What measures did your hospital take to overcome the challenges due to COVID-19?
Dr. Aleemuddin: Firstly, we ran our advanced monitoring grid uninterrupted because that did not require any physical contact. Also, our service adopted the usage of telephone and WhatsApp to answer patient queries. We also ensured that the existing patients under treatment do not miss the dose and their treatment goes uninterrupted. After the pandemic, we have more aggressive case-finding programs in the town.
The Tuberculosis Control program needs much advertisement to raise awareness and a lot of public discussions. The government needs to ensure the uninterrupted availability of manpower and consumables and update CMEs. There should be extraordinary reach to the stakeholders involved and those not directly affected
ICMR has recruited about 12,000 participants for a Phase III study of two potential TB vaccines – Immuvac (mycobacterium indicus pranii) and VPM1002 (recombinant BCG). What are your thoughts on these vaccines?
Dr. Aleemuddin: Vaccines are a new weapon, as they fight against the disease, but it must be noted that MTB is different from other vaccine-preventable infections. A vaccine should give life-long protection against any existing or potentially variable strain. So, vaccines will help, and I wish to see these vaccines come up as a great help.
And when it comes to the answer to your question - Will it impact the RNTCP 2025? My answer is yes, partially. Because they are in Phase III, and by the time they roll out the vaccine, it may be already 2025. However, they will definitely help execute the elimination program, but I think for the 2025 target, vaccines may not play that much a more prominent role. The development of vaccines should go as a breakthrough intervention.

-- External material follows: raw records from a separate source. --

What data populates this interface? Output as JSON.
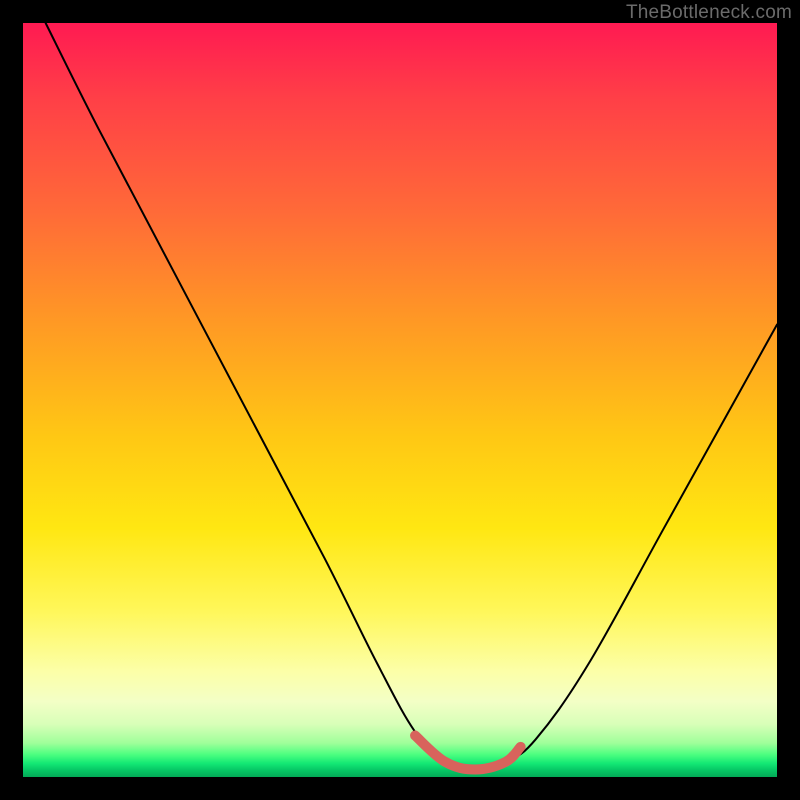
{
  "watermark": "TheBottleneck.com",
  "chart_data": {
    "type": "line",
    "title": "",
    "xlabel": "",
    "ylabel": "",
    "xlim": [
      0,
      100
    ],
    "ylim": [
      0,
      100
    ],
    "grid": false,
    "series": [
      {
        "name": "bottleneck-curve",
        "x": [
          3,
          10,
          20,
          30,
          40,
          47,
          52,
          56,
          60,
          64,
          68,
          75,
          85,
          95,
          100
        ],
        "values": [
          100,
          86,
          67,
          48,
          29,
          15,
          6,
          2,
          1,
          2,
          5,
          15,
          33,
          51,
          60
        ]
      }
    ],
    "annotations": [
      {
        "name": "optimal-range",
        "x": [
          52,
          56,
          60,
          64,
          66
        ],
        "values": [
          5.5,
          2,
          1,
          2,
          4
        ]
      }
    ]
  }
}
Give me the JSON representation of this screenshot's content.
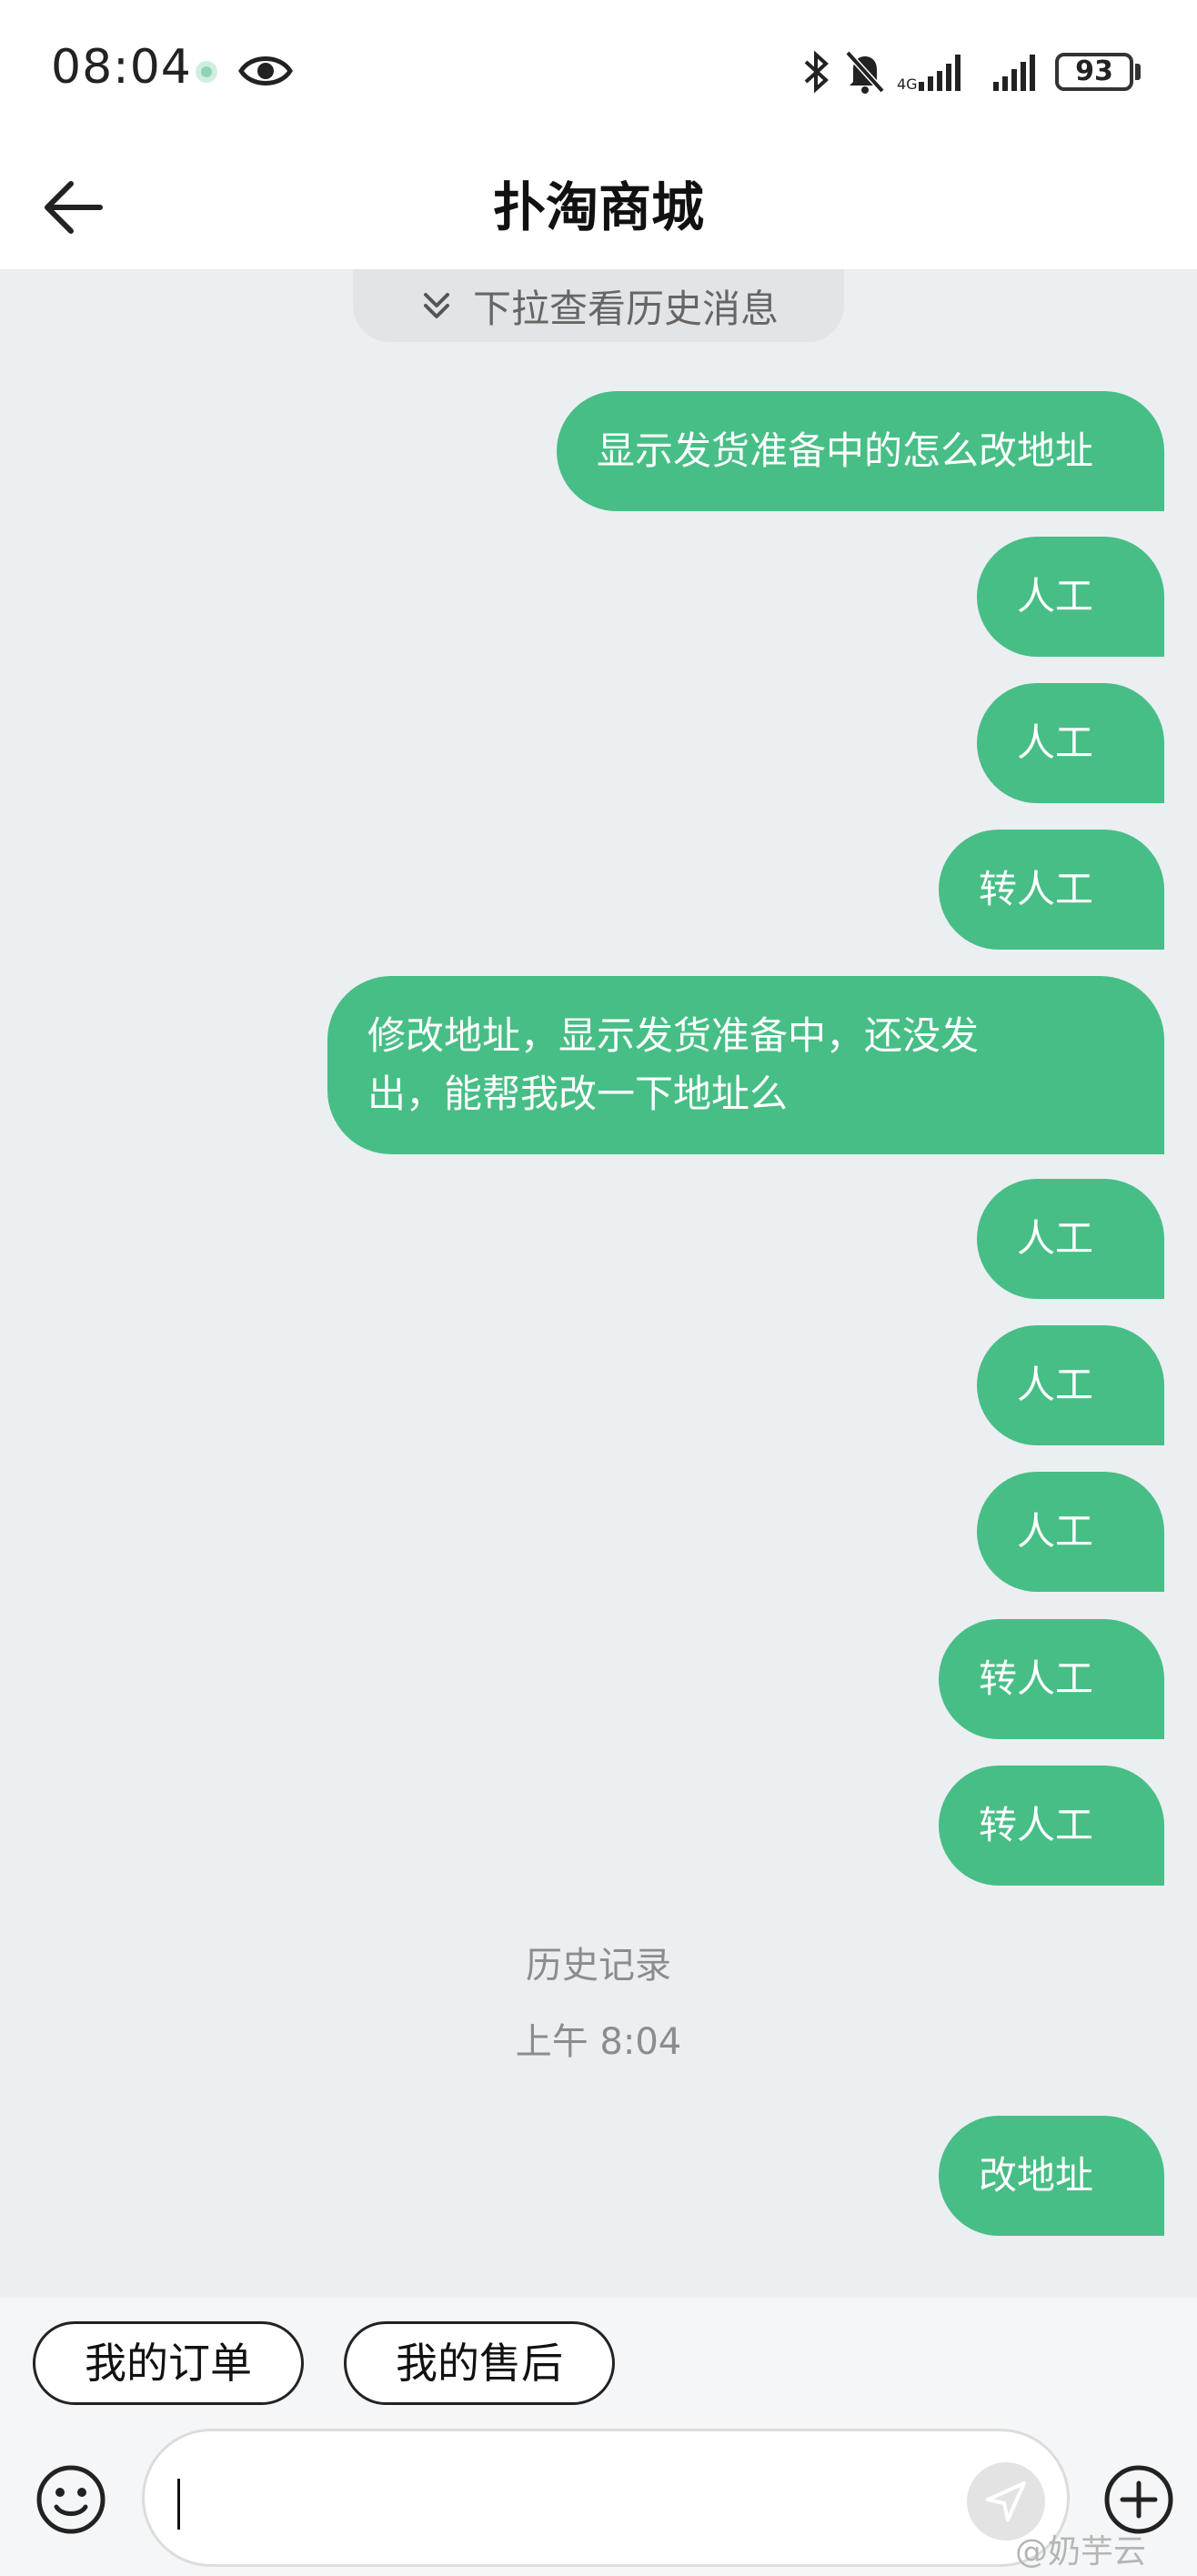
{
  "status_bar": {
    "time": "08:04",
    "battery": "93",
    "icons": [
      "app-notification-icon",
      "eye-icon",
      "bluetooth-icon",
      "muted-bell-icon",
      "signal-icon",
      "signal-icon-2",
      "battery-icon"
    ]
  },
  "header": {
    "title": "扑淘商城",
    "back_icon": "arrow-left-icon"
  },
  "history_pill": {
    "label": "下拉查看历史消息",
    "icon": "double-chevron-down-icon"
  },
  "messages": [
    {
      "text": "显示发货准备中的怎么改地址"
    },
    {
      "text": "人工"
    },
    {
      "text": "人工"
    },
    {
      "text": "转人工"
    },
    {
      "text": "修改地址，显示发货准备中，还没发\n出，能帮我改一下地址么"
    },
    {
      "text": "人工"
    },
    {
      "text": "人工"
    },
    {
      "text": "人工"
    },
    {
      "text": "转人工"
    },
    {
      "text": "转人工"
    },
    {
      "text": "改地址"
    }
  ],
  "system": {
    "history_label": "历史记录",
    "timestamp": "上午 8:04"
  },
  "quick_actions": [
    {
      "label": "我的订单"
    },
    {
      "label": "我的售后"
    }
  ],
  "input": {
    "value": "",
    "emoji_icon": "smiley-icon",
    "send_icon": "send-arrow-icon",
    "plus_icon": "plus-circle-icon"
  },
  "watermark": "@奶芋云",
  "colors": {
    "bubble": "#47be86",
    "background": "#ebeff2",
    "header": "#ffffff"
  }
}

As we know, it has been more than two decades since India launched the Revised National Tuberculosis Control Program based on the DOTS strategy. Do you think this program will successfully meet India's goal of TB elimination by 2025?
Dr. Aleemuddin: I wish and hope that it will be, but at the same time, I am skeptical and afraid that this may be a dream. I am practically involved in this program, and there is a lot of uncertainty and disturbance. My observation is that there is commitment at an individual level, but there is a problem when it comes to the entire team in toto. Everyone on the field is working with dedication, but suddenly you see a lacuna in the chain for various reasons.
For example, if you don't have a CB-NAAT cartridge, you mobilize your staff and diagnose an MDR case but realize that bedaquiline or delamanid is unavailable. Similarly, the announced incentive to the private practitioner does not reach them in all the cases.
So, this program needs much advertisement to raise awareness and a lot of public discussions. The government needs to ensure the uninterrupted availability of manpower and consumables and update CMEs. There should be extraordinary reach to the stakeholders involved and those not directly affected. So, unless and until we have such a team approach with the same commitment at all levels, I think we cannot reach the goal.
Before we conclude, what is your takeaway message for eliminating TB in India?
Dr. Aleemuddin: Whoever is working in the eliminating TB program must see that the existing infrastructure, investigations, diagnostics, and the availability of drugs go uninterrupted. Commitment and strategies to make uninterrupted access to diagnostics and new TB drugs are also important.
At the government level, I would make the National Tuberculosis Control Program as popular as the pulse polio program. 'Do Boond Zindagi Ke' (Two Drops of Life) is more popular in India than 'TB Harega Desh Jeetega,' (TB Loses Country Wins) which means we have given importance to other things and, unfortunately, found lacking in making the TB control program popular. We must improve the point of care services and the ongoing search for new PoC diagnostics. Vaccine development, treatments for post-exposure contacts, development of drugs for mass prophylaxis, etc., are required.
Thank you so much for the insights.